Segment Start: GIVEN ENTRIES

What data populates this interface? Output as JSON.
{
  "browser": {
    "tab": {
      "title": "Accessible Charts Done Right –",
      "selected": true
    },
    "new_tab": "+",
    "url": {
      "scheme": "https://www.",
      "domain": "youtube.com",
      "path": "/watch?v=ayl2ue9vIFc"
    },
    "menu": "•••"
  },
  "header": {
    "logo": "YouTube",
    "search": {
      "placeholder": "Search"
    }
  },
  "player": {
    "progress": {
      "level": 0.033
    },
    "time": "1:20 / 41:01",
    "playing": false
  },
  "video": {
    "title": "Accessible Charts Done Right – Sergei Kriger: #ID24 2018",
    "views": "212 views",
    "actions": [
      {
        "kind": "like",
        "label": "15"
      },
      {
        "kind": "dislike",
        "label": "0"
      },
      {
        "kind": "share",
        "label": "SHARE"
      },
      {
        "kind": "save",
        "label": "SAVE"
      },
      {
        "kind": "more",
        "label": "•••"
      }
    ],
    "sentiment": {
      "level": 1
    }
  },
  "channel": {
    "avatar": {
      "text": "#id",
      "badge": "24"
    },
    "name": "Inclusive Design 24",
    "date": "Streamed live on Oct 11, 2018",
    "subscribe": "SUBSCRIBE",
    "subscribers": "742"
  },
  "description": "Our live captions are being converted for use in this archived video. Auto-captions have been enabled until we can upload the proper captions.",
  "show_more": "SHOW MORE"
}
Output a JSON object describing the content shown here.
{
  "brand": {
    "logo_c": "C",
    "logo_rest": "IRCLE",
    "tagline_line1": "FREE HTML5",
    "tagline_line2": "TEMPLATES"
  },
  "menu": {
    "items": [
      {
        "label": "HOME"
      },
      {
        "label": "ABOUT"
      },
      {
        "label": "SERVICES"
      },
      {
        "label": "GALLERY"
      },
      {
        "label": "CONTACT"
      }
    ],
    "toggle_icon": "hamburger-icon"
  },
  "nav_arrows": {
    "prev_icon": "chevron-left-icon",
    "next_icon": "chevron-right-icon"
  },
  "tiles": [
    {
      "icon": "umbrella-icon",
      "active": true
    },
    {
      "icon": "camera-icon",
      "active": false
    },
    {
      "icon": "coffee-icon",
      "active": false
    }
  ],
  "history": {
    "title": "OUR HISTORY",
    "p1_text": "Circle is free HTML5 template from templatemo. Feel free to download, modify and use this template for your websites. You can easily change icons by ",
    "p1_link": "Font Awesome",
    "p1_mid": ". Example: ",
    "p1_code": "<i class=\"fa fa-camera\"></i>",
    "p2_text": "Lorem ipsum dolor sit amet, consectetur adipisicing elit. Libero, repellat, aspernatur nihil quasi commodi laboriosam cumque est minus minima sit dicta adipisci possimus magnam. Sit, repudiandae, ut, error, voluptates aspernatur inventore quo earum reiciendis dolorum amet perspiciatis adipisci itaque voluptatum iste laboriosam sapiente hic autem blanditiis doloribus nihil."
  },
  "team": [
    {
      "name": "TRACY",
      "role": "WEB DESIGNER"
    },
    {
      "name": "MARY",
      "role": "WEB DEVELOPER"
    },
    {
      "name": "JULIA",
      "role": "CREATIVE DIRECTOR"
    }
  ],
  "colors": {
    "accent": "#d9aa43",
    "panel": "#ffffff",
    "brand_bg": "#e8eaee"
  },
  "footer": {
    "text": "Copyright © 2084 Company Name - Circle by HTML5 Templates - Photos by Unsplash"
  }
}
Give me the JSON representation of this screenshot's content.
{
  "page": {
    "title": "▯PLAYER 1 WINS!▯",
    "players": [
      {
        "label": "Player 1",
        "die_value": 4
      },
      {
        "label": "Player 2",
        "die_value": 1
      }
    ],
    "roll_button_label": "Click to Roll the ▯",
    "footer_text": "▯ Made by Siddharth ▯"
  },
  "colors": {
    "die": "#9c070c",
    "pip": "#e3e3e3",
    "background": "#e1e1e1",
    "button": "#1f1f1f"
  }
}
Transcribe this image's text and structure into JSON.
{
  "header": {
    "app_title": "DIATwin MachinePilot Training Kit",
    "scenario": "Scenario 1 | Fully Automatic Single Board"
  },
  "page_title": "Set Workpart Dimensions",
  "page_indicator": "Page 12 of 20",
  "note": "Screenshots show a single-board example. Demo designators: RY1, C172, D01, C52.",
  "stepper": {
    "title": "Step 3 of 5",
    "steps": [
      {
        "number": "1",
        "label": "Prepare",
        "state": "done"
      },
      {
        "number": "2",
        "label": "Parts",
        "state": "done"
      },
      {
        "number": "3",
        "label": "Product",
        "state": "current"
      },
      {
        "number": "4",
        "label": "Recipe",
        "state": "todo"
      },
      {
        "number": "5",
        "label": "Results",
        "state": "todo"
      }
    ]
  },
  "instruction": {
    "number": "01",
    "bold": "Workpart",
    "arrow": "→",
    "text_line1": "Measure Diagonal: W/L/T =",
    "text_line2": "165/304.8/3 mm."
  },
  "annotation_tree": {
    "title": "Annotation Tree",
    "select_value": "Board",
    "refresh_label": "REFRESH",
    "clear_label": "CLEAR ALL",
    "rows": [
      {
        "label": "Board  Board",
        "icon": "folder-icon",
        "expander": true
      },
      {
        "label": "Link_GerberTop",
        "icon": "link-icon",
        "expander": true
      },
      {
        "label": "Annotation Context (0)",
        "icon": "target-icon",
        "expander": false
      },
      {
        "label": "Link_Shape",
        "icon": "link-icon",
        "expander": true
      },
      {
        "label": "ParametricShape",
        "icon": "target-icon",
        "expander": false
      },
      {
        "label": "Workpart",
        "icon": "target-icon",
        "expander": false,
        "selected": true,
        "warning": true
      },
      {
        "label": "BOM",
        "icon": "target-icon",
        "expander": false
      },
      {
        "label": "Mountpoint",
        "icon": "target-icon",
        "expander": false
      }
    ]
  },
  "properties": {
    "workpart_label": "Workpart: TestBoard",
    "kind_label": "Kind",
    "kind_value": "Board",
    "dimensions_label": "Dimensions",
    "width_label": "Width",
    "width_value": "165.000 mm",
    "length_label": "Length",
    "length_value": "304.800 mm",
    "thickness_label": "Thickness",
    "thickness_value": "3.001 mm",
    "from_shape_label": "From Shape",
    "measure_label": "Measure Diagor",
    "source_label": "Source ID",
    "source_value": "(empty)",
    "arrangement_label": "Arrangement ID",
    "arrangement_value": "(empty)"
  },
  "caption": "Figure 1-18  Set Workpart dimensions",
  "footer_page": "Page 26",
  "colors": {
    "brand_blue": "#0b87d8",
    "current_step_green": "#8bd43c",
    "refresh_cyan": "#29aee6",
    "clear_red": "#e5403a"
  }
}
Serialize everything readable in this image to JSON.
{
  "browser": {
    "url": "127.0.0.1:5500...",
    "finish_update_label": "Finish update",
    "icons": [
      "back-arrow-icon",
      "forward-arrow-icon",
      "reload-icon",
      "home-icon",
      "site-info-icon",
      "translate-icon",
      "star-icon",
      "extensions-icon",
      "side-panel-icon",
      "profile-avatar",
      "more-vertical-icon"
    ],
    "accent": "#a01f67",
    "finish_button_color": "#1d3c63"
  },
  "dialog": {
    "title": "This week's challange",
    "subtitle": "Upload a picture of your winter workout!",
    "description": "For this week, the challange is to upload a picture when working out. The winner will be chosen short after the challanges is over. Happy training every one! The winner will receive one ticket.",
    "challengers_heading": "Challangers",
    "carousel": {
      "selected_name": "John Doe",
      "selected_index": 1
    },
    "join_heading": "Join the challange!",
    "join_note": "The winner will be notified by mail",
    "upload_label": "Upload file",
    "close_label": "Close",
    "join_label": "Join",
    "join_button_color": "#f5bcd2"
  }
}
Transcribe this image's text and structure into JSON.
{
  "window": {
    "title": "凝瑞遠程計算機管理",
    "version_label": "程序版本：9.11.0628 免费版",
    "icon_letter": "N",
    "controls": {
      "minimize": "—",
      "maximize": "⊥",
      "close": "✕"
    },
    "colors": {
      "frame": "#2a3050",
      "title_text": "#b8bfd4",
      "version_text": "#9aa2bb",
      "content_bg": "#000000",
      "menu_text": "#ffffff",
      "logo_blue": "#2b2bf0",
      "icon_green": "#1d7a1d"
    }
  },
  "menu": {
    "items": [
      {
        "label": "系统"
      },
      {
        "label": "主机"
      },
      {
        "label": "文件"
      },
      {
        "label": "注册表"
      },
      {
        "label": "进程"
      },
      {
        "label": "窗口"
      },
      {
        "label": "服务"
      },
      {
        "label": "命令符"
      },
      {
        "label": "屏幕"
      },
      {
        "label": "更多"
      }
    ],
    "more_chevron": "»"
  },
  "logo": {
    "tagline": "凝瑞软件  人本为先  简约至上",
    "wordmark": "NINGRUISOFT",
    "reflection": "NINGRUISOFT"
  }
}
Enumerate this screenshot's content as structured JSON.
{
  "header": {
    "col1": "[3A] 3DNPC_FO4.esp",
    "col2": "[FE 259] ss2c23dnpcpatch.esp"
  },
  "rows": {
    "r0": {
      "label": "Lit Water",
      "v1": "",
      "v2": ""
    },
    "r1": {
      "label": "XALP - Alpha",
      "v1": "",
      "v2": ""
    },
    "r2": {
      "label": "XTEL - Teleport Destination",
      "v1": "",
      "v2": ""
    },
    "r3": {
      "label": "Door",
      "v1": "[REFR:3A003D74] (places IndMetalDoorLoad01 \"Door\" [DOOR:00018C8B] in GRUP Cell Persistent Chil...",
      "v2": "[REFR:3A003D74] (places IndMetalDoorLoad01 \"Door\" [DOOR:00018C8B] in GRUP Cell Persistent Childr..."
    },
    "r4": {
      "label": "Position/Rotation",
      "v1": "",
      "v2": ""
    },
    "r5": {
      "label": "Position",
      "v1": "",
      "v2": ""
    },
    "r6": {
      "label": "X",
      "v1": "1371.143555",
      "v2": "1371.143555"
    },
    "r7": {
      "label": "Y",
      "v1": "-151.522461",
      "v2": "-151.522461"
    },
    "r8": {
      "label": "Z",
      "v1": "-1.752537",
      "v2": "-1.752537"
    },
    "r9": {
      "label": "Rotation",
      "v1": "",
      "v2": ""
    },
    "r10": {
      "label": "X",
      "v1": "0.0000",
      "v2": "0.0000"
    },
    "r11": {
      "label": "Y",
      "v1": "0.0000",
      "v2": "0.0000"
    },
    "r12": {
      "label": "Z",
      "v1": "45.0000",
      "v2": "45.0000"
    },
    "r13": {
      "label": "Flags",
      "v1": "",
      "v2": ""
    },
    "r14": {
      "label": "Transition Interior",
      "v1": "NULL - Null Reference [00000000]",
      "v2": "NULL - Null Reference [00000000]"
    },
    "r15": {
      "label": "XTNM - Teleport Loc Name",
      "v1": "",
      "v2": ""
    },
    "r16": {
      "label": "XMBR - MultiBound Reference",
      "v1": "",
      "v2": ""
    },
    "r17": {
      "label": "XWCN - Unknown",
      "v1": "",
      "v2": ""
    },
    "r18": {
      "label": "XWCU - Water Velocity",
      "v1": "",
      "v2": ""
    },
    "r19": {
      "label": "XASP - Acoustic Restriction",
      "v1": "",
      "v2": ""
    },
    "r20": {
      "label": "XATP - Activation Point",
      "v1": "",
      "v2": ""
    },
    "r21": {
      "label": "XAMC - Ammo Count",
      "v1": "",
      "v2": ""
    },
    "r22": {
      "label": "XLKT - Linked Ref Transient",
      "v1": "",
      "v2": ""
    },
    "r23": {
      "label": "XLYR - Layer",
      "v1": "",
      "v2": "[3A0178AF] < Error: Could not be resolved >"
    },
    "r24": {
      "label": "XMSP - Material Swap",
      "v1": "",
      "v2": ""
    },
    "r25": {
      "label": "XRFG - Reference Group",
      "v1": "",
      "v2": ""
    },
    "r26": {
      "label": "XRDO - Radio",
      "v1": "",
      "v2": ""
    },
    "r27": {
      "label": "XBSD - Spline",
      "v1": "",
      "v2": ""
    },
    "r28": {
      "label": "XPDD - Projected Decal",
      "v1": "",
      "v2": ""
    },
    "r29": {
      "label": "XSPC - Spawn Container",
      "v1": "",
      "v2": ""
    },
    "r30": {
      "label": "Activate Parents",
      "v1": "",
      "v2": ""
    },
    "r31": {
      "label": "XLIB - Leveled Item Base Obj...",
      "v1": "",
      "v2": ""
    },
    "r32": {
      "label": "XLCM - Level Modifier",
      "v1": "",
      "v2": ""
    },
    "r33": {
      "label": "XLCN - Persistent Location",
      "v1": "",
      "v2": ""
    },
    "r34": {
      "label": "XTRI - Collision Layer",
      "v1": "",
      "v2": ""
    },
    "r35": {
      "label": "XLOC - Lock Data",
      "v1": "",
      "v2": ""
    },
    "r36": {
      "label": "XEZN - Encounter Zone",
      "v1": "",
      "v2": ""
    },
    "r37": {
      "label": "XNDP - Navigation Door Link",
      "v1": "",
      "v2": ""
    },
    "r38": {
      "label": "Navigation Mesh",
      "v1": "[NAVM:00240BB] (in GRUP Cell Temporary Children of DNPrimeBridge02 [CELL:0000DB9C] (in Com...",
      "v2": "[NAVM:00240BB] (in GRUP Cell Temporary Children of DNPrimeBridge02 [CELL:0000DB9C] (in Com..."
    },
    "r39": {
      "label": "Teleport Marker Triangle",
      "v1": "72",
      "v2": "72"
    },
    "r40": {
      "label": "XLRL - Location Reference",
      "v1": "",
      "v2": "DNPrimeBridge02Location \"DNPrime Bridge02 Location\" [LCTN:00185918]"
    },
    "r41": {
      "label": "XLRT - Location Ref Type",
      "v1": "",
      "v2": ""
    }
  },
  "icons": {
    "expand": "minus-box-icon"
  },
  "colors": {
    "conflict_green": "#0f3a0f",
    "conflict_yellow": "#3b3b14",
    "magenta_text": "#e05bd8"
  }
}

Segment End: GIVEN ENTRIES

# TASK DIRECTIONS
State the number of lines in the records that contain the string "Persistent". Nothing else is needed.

# FINAL ANSWER
3